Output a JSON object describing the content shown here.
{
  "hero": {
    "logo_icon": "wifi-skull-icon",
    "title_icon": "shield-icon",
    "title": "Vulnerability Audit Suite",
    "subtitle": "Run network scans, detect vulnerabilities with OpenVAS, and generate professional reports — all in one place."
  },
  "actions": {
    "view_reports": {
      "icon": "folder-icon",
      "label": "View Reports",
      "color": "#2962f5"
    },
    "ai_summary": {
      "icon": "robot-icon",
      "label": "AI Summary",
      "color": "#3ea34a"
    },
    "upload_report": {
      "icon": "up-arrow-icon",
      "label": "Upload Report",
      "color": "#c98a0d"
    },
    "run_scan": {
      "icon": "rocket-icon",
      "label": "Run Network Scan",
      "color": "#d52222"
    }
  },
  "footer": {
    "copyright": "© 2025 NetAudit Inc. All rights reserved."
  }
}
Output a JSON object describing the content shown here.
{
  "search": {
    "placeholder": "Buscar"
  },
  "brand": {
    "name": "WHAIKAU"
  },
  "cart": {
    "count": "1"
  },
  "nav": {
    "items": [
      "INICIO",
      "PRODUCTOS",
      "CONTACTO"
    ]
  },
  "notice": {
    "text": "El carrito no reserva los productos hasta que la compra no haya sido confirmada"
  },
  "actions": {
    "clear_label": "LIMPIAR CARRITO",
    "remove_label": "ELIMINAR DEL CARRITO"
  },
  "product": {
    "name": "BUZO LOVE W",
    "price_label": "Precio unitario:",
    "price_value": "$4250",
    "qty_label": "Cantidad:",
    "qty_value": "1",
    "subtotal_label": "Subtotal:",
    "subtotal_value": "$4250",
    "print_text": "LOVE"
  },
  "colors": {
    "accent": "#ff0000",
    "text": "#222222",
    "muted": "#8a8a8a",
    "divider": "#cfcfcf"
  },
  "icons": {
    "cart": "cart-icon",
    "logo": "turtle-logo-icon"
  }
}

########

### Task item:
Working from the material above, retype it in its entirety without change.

### Task response:
Output a JSON object describing the content shown here.
{
  "hero": {
    "logo_icon": "wifi-skull-icon",
    "title_icon": "shield-icon",
    "title": "Vulnerability Audit Suite",
    "subtitle": "Run network scans, detect vulnerabilities with OpenVAS, and generate professional reports — all in one place."
  },
  "actions": {
    "view_reports": {
      "icon": "folder-icon",
      "label": "View Reports",
      "color": "#2962f5"
    },
    "ai_summary": {
      "icon": "robot-icon",
      "label": "AI Summary",
      "color": "#3ea34a"
    },
    "upload_report": {
      "icon": "up-arrow-icon",
      "label": "Upload Report",
      "color": "#c98a0d"
    },
    "run_scan": {
      "icon": "rocket-icon",
      "label": "Run Network Scan",
      "color": "#d52222"
    }
  },
  "footer": {
    "copyright": "© 2025 NetAudit Inc. All rights reserved."
  }
}
Output a JSON object describing the content shown here.
{
  "search": {
    "placeholder": "Buscar"
  },
  "brand": {
    "name": "WHAIKAU"
  },
  "cart": {
    "count": "1"
  },
  "nav": {
    "items": [
      "INICIO",
      "PRODUCTOS",
      "CONTACTO"
    ]
  },
  "notice": {
    "text": "El carrito no reserva los productos hasta que la compra no haya sido confirmada"
  },
  "actions": {
    "clear_label": "LIMPIAR CARRITO",
    "remove_label": "ELIMINAR DEL CARRITO"
  },
  "product": {
    "name": "BUZO LOVE W",
    "price_label": "Precio unitario:",
    "price_value": "$4250",
    "qty_label": "Cantidad:",
    "qty_value": "1",
    "subtotal_label": "Subtotal:",
    "subtotal_value": "$4250",
    "print_text": "LOVE"
  },
  "colors": {
    "accent": "#ff0000",
    "text": "#222222",
    "muted": "#8a8a8a",
    "divider": "#cfcfcf"
  },
  "icons": {
    "cart": "cart-icon",
    "logo": "turtle-logo-icon"
  }
}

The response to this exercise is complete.